Swiss Wine Regions

Glossary of L

Lactic acid

A single carboxyl acid produced during malolactic fermentation.

Late harvest wine

Also known as late picked, wine made from grapes that have been left on the vine longer than usual. Usually an indicator for a very sweet or dessert wine.

Leaf roll

A viral disease in grape vines.

Lees

Solid waste at the bottom of the ferment, primarily composed of dead yeast cells and grape matter.

Legs

Viscous columns which trickle down the inside surface of a glass after a wine has been swirled. Prominent legs indicate high alcohol.

Lightstruck

A tasting term for a wine that has had long exposure to ultraviolet light causing wet cardboard type aroma and flavor.

Liqueur d'expedition

Liqueur added to top up disgorged wine.

Litre (US - Liter)

A metric measure of volume equal to 33.8 fluid ounces (U.S.) or 35.2 fl oz (imperial).

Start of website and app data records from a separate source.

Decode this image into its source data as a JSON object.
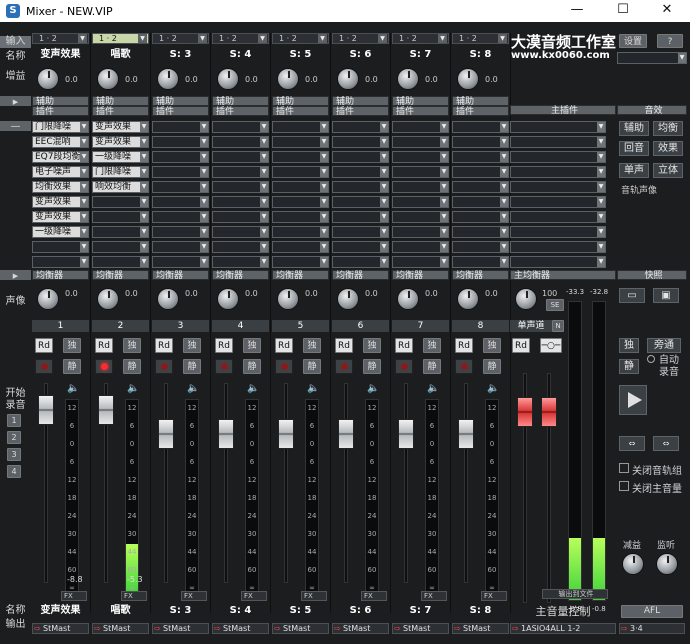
{
  "window": {
    "title": "Mixer - NEW.VIP",
    "min": "—",
    "max": "☐",
    "close": "✕"
  },
  "labels": {
    "input": "输入",
    "name": "名称",
    "gain": "增益",
    "pan": "声像",
    "rec_track": "开始\n录音",
    "name_bottom": "名称",
    "output": "输出"
  },
  "track_buttons": [
    "1",
    "2",
    "3",
    "4"
  ],
  "channels": [
    {
      "io": "1 · 2",
      "name": "变声效果",
      "gain": "0.0",
      "pan": "0.0",
      "num": "1",
      "peak": "-8.8",
      "bottom": "变声效果",
      "out": "StMast",
      "rec_lit": false,
      "inserts": [
        "门限降噪",
        "EEC混响",
        "EQ7段均衡",
        "电子噪声",
        "均衡效果",
        "变声效果",
        "变声效果",
        "一级降噪"
      ],
      "header": "插件",
      "eq": "均衡器"
    },
    {
      "io": "1 · 2",
      "name": "唱歌",
      "gain": "0.0",
      "pan": "0.0",
      "num": "2",
      "peak": "-5.3",
      "bottom": "唱歌",
      "out": "StMast",
      "rec_lit": true,
      "inserts": [
        "变声效果",
        "变声效果",
        "一级降噪",
        "门限降噪",
        "响效均衡"
      ],
      "header": "插件",
      "eq": "均衡器"
    },
    {
      "io": "1 · 2",
      "name": "S: 3",
      "gain": "0.0",
      "pan": "0.0",
      "num": "3",
      "peak": "",
      "bottom": "S: 3",
      "out": "StMast",
      "rec_lit": false,
      "inserts": [],
      "header": "插件",
      "eq": "均衡器"
    },
    {
      "io": "1 · 2",
      "name": "S: 4",
      "gain": "0.0",
      "pan": "0.0",
      "num": "4",
      "peak": "",
      "bottom": "S: 4",
      "out": "StMast",
      "rec_lit": false,
      "inserts": [],
      "header": "插件",
      "eq": "均衡器"
    },
    {
      "io": "1 · 2",
      "name": "S: 5",
      "gain": "0.0",
      "pan": "0.0",
      "num": "5",
      "peak": "",
      "bottom": "S: 5",
      "out": "StMast",
      "rec_lit": false,
      "inserts": [],
      "header": "插件",
      "eq": "均衡器"
    },
    {
      "io": "1 · 2",
      "name": "S: 6",
      "gain": "0.0",
      "pan": "0.0",
      "num": "6",
      "peak": "",
      "bottom": "S: 6",
      "out": "StMast",
      "rec_lit": false,
      "inserts": [],
      "header": "插件",
      "eq": "均衡器"
    },
    {
      "io": "1 · 2",
      "name": "S: 7",
      "gain": "0.0",
      "pan": "0.0",
      "num": "7",
      "peak": "",
      "bottom": "S: 7",
      "out": "StMast",
      "rec_lit": false,
      "inserts": [],
      "header": "插件",
      "eq": "均衡器"
    },
    {
      "io": "1 · 2",
      "name": "S: 8",
      "gain": "0.0",
      "pan": "0.0",
      "num": "8",
      "peak": "",
      "bottom": "S: 8",
      "out": "StMast",
      "rec_lit": false,
      "inserts": [],
      "header": "插件",
      "eq": "均衡器"
    }
  ],
  "strip_buttons": {
    "read": "Rd",
    "solo": "独",
    "mute": "静",
    "aux": "辅助",
    "fx": "FX"
  },
  "scale": [
    "12",
    "6",
    "0",
    "6",
    "12",
    "18",
    "24",
    "30",
    "44",
    "60",
    "∞"
  ],
  "brand": {
    "line1": "大漠音频工作室",
    "line2": "www.kx0060.com"
  },
  "master": {
    "header": "主插件",
    "eq": "主均衡器",
    "pan": "100",
    "se": "SE",
    "label": "单声道",
    "ch": "N",
    "peaks": [
      "-33.3",
      "-32.8"
    ],
    "floor": [
      "-0.8",
      "-0.8"
    ],
    "bottom": "主音量控制",
    "out": "1ASIO4ALL 1-2",
    "fx": "输出到文件"
  },
  "right": {
    "settings": "设置",
    "help": "?",
    "header": "音效",
    "aux_btn": "辅助",
    "eq_btn": "均衡",
    "reverb_btn": "回音",
    "fx_btn": "效果",
    "mono_btn": "单声",
    "stereo_btn": "立体",
    "mono_caption": "音轨声像",
    "save": "快照",
    "solo": "独",
    "mix": "旁通",
    "mute": "静",
    "auto_rec": "自动\n录音",
    "close_track": "关闭音轨组",
    "close_master": "关闭主音量",
    "monitor": "监听",
    "duck": "减益",
    "afl": "AFL",
    "out": "3·4"
  }
}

Look

A tasting term for the visual evaluation of a wine.

Luscious

Describes sweet wines such as liqueur Muscat and Tokay that are rich, fruity and high in residual sugar.

Glossary by Letter

  • A (21)
  • B (36)
  • C (38)
  • D (17)
  • E (8)
  • F (24)
  • G (5)
  • H (7)
  • I (4)
  • J (2)
  • K (1)
  • L (10)
  • M (25)
  • N (5)
  • O (10)
  • P (23)
  • Q (1)
  • R (13)
  • S (31)
  • T (21)
  • U (2)
  • V (22)
  • W (11)
  • Y (2)
  • Z (1)

The Wine Grapes of Switzerland

Altesse

More appreciated on its home turf between Lyon and Lake Geneva, it thrives in Valais

Kerner

Named after local poet and physician, Justinus Kerner, the Kerner grape was hybridized in 1929 in Lauffen in the Württemberg region. A hybrid of the white Riesling and the red Trollinger (Schiava grossa), it resembles the Riesling in character. It is being vinified in limited quantities in Valais, but its future in Valais dosen’t look too bright. It continues to do well in Germany, and on a smaller basis in Austria and Italy.

Arvine

Another delivery from Rome, there are actually three Arvine grape varieties, only two used for wine production: Grand Arvine, with the larger berries, and Petit Arvine, with the, you guessed it, smaller berries. The unloved Arvine brune has faded from the scene. Grand Arvine gets criticized for displaying little character, whereas the Petit Arvine tends to have a fuller bouquet and lower acidity. In blind tasting, Petit Arvine generally kicks ass against its plumper brother. Arvine is also an excellent grape for late harvest wine, which can be cellared.

Wine is at the head of all medicines; where wine is lacking, drugs are necessary.

Talmud

Swiss Alps, cows, wine bottle and large clock face in Bern, Switzerland

Fine Swiss Wine

Discover Switzerland’s odd grapes, small producers, and eclectic tastes